It has been a dozen years since then-Democratic Congressional Campaign Committee Chairman Martin Frost (Texas) and then-National Republican Congressional Committee Chairman John Linder (Ga.) agreed to a cease-fire on “personal attacks” by the campaign committees.
Yes, you read that correctly — a cease-fire on personal attacks.
“The DCCC will not invest its money in campaigns that initiate attacks of an ‘intimate’ personal nature against their opponents. Elections should be about the differences in policy that impact people’s lives,” Frost, now an attorney in the D.C. office of Polsinelli Shughart, said in a mid-September 1998 news release, which I happened to file away for no particular reason.
“The agreement you and I reached yesterday has the potential to truly change the tone and tenor of modern-day American politics for the better,” Linder responded in a photocopied letter on NRCC stationery, which I also saved.
“We each agree that there is no room in either of our parties for those who would make personal attacks on another candidate’s private life when those attacks have no bearing on a candidate’s fitness or ability to serve in office,” Linder continued.
Maybe Frost and Linder were more interested in the public relations value of their positions than in changing the tone of campaigns, but only a little more than a decade later, the idea that personal attacks — or any attacks — would be off-limits sounds quaint.
The Frost and Linder agreement came just after Salon, a left-leaning online “magazine” that often prefers the outrageous and inflammatory to the serious, published a report that then-House Judiciary Chairman Henry Hyde (R-Ill.) had an affair 30 years earlier. The Hyde story followed reports about the personal lives of two other Republican House Members, Reps. Dan Burton (Ind.), who is still in Congress, and Helen Chenoweth (Idaho).
At the time of the Salon report, Hyde’s committee was considering possible impeachment charges against President Bill Clinton.
It is difficult, if not impossible, to imagine the NRCC and DCCC chairmen getting together now to try to set informal “rules” about what kinds of attacks are and are not acceptable. Instead, the parties have been swept along into the sewer, looking for more and new ways to demonize candidates of the opposing party.
In one sense, it isn’t the parties’ fault, of course. The whole system has changed since the relatively mild 1980s, when all the parties did was accuse the opposition of political extremism.
“You can’t control what third parties are going to do during campaigns, and that has taken the shackles off the two parties,” said Matt Angle, who was executive director at the DCCC when Frost and Linder sought to put some restraint back into campaigns.
“If an ‘outside’ Republican group attacks a Democratic candidate, the DCCC has to respond,” argued Angle, who is the director of LoneStarProject.com, a Texas-based communications and strategy website that critically dissects the statements and actions of Texas Republicans.
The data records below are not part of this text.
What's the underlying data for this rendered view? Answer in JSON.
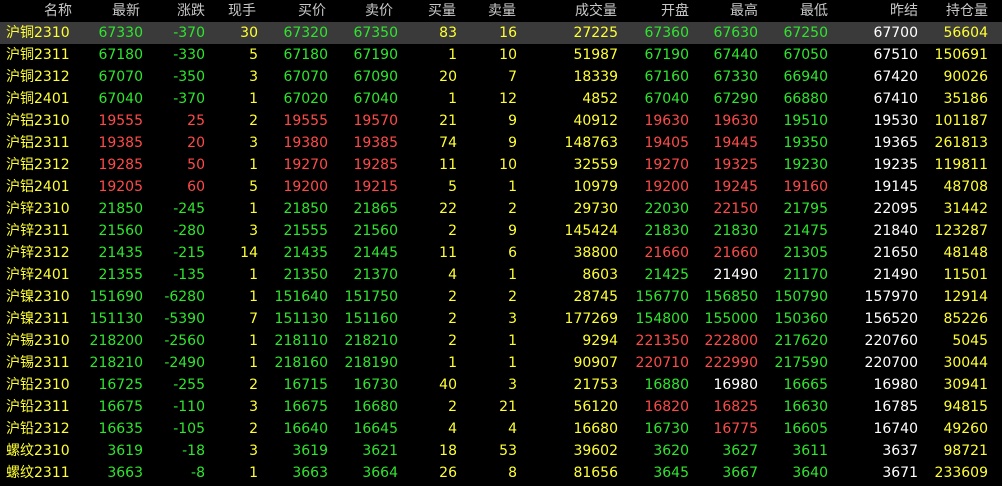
{
  "colors": {
    "up": "#ff4a4a",
    "down": "#2ee62e",
    "flat": "#ffffff",
    "volume": "#ffff33",
    "name": "#ffff33",
    "header": "#c8c8c8",
    "selected_row": "#3a3a3a"
  },
  "columns": [
    {
      "key": "name",
      "label": "名称"
    },
    {
      "key": "last",
      "label": "最新"
    },
    {
      "key": "change",
      "label": "涨跌"
    },
    {
      "key": "cur_vol",
      "label": "现手"
    },
    {
      "key": "bid",
      "label": "买价"
    },
    {
      "key": "ask",
      "label": "卖价"
    },
    {
      "key": "bid_vol",
      "label": "买量"
    },
    {
      "key": "ask_vol",
      "label": "卖量"
    },
    {
      "key": "volume",
      "label": "成交量"
    },
    {
      "key": "open",
      "label": "开盘"
    },
    {
      "key": "high",
      "label": "最高"
    },
    {
      "key": "low",
      "label": "最低"
    },
    {
      "key": "prev_settle",
      "label": "昨结"
    },
    {
      "key": "open_interest",
      "label": "持仓量"
    }
  ],
  "rows": [
    {
      "name": "沪铜2310",
      "last": "67330",
      "change": "-370",
      "cur_vol": "30",
      "bid": "67320",
      "ask": "67350",
      "bid_vol": "83",
      "ask_vol": "16",
      "volume": "27225",
      "open": "67360",
      "high": "67630",
      "low": "67250",
      "prev_settle": "67700",
      "open_interest": "56604",
      "selected": true
    },
    {
      "name": "沪铜2311",
      "last": "67180",
      "change": "-330",
      "cur_vol": "5",
      "bid": "67180",
      "ask": "67190",
      "bid_vol": "1",
      "ask_vol": "10",
      "volume": "51987",
      "open": "67190",
      "high": "67440",
      "low": "67050",
      "prev_settle": "67510",
      "open_interest": "150691"
    },
    {
      "name": "沪铜2312",
      "last": "67070",
      "change": "-350",
      "cur_vol": "3",
      "bid": "67070",
      "ask": "67090",
      "bid_vol": "20",
      "ask_vol": "7",
      "volume": "18339",
      "open": "67160",
      "high": "67330",
      "low": "66940",
      "prev_settle": "67420",
      "open_interest": "90026"
    },
    {
      "name": "沪铜2401",
      "last": "67040",
      "change": "-370",
      "cur_vol": "1",
      "bid": "67020",
      "ask": "67040",
      "bid_vol": "1",
      "ask_vol": "12",
      "volume": "4852",
      "open": "67040",
      "high": "67290",
      "low": "66880",
      "prev_settle": "67410",
      "open_interest": "35186"
    },
    {
      "name": "沪铝2310",
      "last": "19555",
      "change": "25",
      "cur_vol": "2",
      "bid": "19555",
      "ask": "19570",
      "bid_vol": "21",
      "ask_vol": "9",
      "volume": "40912",
      "open": "19630",
      "high": "19630",
      "low": "19510",
      "prev_settle": "19530",
      "open_interest": "101187"
    },
    {
      "name": "沪铝2311",
      "last": "19385",
      "change": "20",
      "cur_vol": "3",
      "bid": "19380",
      "ask": "19385",
      "bid_vol": "74",
      "ask_vol": "9",
      "volume": "148763",
      "open": "19405",
      "high": "19445",
      "low": "19350",
      "prev_settle": "19365",
      "open_interest": "261813"
    },
    {
      "name": "沪铝2312",
      "last": "19285",
      "change": "50",
      "cur_vol": "1",
      "bid": "19270",
      "ask": "19285",
      "bid_vol": "11",
      "ask_vol": "10",
      "volume": "32559",
      "open": "19270",
      "high": "19325",
      "low": "19230",
      "prev_settle": "19235",
      "open_interest": "119811"
    },
    {
      "name": "沪铝2401",
      "last": "19205",
      "change": "60",
      "cur_vol": "5",
      "bid": "19200",
      "ask": "19215",
      "bid_vol": "5",
      "ask_vol": "1",
      "volume": "10979",
      "open": "19200",
      "high": "19245",
      "low": "19160",
      "prev_settle": "19145",
      "open_interest": "48708"
    },
    {
      "name": "沪锌2310",
      "last": "21850",
      "change": "-245",
      "cur_vol": "1",
      "bid": "21850",
      "ask": "21865",
      "bid_vol": "22",
      "ask_vol": "2",
      "volume": "29730",
      "open": "22030",
      "high": "22150",
      "low": "21795",
      "prev_settle": "22095",
      "open_interest": "31442"
    },
    {
      "name": "沪锌2311",
      "last": "21560",
      "change": "-280",
      "cur_vol": "3",
      "bid": "21555",
      "ask": "21560",
      "bid_vol": "2",
      "ask_vol": "9",
      "volume": "145424",
      "open": "21830",
      "high": "21830",
      "low": "21475",
      "prev_settle": "21840",
      "open_interest": "123287"
    },
    {
      "name": "沪锌2312",
      "last": "21435",
      "change": "-215",
      "cur_vol": "14",
      "bid": "21435",
      "ask": "21445",
      "bid_vol": "11",
      "ask_vol": "6",
      "volume": "38800",
      "open": "21660",
      "high": "21660",
      "low": "21305",
      "prev_settle": "21650",
      "open_interest": "48148"
    },
    {
      "name": "沪锌2401",
      "last": "21355",
      "change": "-135",
      "cur_vol": "1",
      "bid": "21350",
      "ask": "21370",
      "bid_vol": "4",
      "ask_vol": "1",
      "volume": "8603",
      "open": "21425",
      "high": "21490",
      "low": "21170",
      "prev_settle": "21490",
      "open_interest": "11501"
    },
    {
      "name": "沪镍2310",
      "last": "151690",
      "change": "-6280",
      "cur_vol": "1",
      "bid": "151640",
      "ask": "151750",
      "bid_vol": "2",
      "ask_vol": "2",
      "volume": "28745",
      "open": "156770",
      "high": "156850",
      "low": "150790",
      "prev_settle": "157970",
      "open_interest": "12914"
    },
    {
      "name": "沪镍2311",
      "last": "151130",
      "change": "-5390",
      "cur_vol": "7",
      "bid": "151130",
      "ask": "151160",
      "bid_vol": "2",
      "ask_vol": "3",
      "volume": "177269",
      "open": "154800",
      "high": "155000",
      "low": "150360",
      "prev_settle": "156520",
      "open_interest": "85226"
    },
    {
      "name": "沪锡2310",
      "last": "218200",
      "change": "-2560",
      "cur_vol": "1",
      "bid": "218110",
      "ask": "218210",
      "bid_vol": "2",
      "ask_vol": "1",
      "volume": "9294",
      "open": "221350",
      "high": "222800",
      "low": "217620",
      "prev_settle": "220760",
      "open_interest": "5045"
    },
    {
      "name": "沪锡2311",
      "last": "218210",
      "change": "-2490",
      "cur_vol": "1",
      "bid": "218160",
      "ask": "218190",
      "bid_vol": "1",
      "ask_vol": "1",
      "volume": "90907",
      "open": "220710",
      "high": "222990",
      "low": "217590",
      "prev_settle": "220700",
      "open_interest": "30044"
    },
    {
      "name": "沪铅2310",
      "last": "16725",
      "change": "-255",
      "cur_vol": "2",
      "bid": "16715",
      "ask": "16730",
      "bid_vol": "40",
      "ask_vol": "3",
      "volume": "21753",
      "open": "16880",
      "high": "16980",
      "low": "16665",
      "prev_settle": "16980",
      "open_interest": "30941"
    },
    {
      "name": "沪铅2311",
      "last": "16675",
      "change": "-110",
      "cur_vol": "3",
      "bid": "16675",
      "ask": "16680",
      "bid_vol": "2",
      "ask_vol": "21",
      "volume": "56120",
      "open": "16820",
      "high": "16825",
      "low": "16630",
      "prev_settle": "16785",
      "open_interest": "94815"
    },
    {
      "name": "沪铅2312",
      "last": "16635",
      "change": "-105",
      "cur_vol": "2",
      "bid": "16640",
      "ask": "16645",
      "bid_vol": "4",
      "ask_vol": "4",
      "volume": "16680",
      "open": "16730",
      "high": "16775",
      "low": "16605",
      "prev_settle": "16740",
      "open_interest": "49260"
    },
    {
      "name": "螺纹2310",
      "last": "3619",
      "change": "-18",
      "cur_vol": "3",
      "bid": "3619",
      "ask": "3621",
      "bid_vol": "18",
      "ask_vol": "53",
      "volume": "39602",
      "open": "3620",
      "high": "3627",
      "low": "3611",
      "prev_settle": "3637",
      "open_interest": "98721"
    },
    {
      "name": "螺纹2311",
      "last": "3663",
      "change": "-8",
      "cur_vol": "1",
      "bid": "3663",
      "ask": "3664",
      "bid_vol": "26",
      "ask_vol": "8",
      "volume": "81656",
      "open": "3645",
      "high": "3667",
      "low": "3640",
      "prev_settle": "3671",
      "open_interest": "233609"
    }
  ]
}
“Dictating tactics is beyond the reach of the parties, and certainly beyond the reach of individual campaigns,” he added. “The parties can’t affect the tenor of campaigns or even set the rules of engagement.”
“Now, there are so many more media outlets that the attacks have more impact,” said Ted Maness, who served as executive director of the NRCC under Linder and is chief of staff to retiring Rep. George Radanovich (R-Calif.).
The increasing clout of outside groups, Web-based bomb-throwers, cable TV character assassins and pseudo-journalist partisans has made politics meaner than it ever was — and more difficult to find reasoned and reasonable solutions that split the difference between the dominant views of the two parties.
Not that the parties try to fight the trend. If you’ve read some of the party’s direct mail recently, you’ve seen them ratchet up their rhetoric, accusing the other party of lying, cheating and stealing.
Interestingly, these attacks — most notably and vociferously by national Republicans in 2006 and by national Democrats in 2010 — didn’t work. Voters discounted the party attacks as nothing more than partisan propaganda. But that doesn’t mean that strategists have concluded they need to try a different approach. No, not at all.
The parties, and their press folks, are in a rut.
On Friday, I received an e-mail from Rep. Chris Van Hollen (Md.), the ranking member on the Budget Committee in the next Congress and the DCCC chairman this past cycle. The e-mail was seemingly recycling rhetoric from the last year in bashing Republicans for “obstructionism” and attacking the opposition for holding a position on tax cuts that didn’t stop them from racking up a net gain of 63 House seats about a month ago.
You’d think that politicians might take a pause from the usual political rhetoric for a few months. But they can’t. Our political system demands that they never let down their partisan guard. The forces on the confrontational left and the combative right will see to that. One Democratic group on the left is already running a TV spot in Iowa warning President Barack Obama not to compromise with Republicans.
The increased number of avenues for launching attacks on political institutions or individuals — and the willingness of the mainstream media to pick up the charges — have allowed the loudest, most obnoxious, most ideological forces to control the political discussion during campaign season.
Better get used to it. There is no end in sight.
Stuart Rothenberg is editor of the Rothenberg Political Report.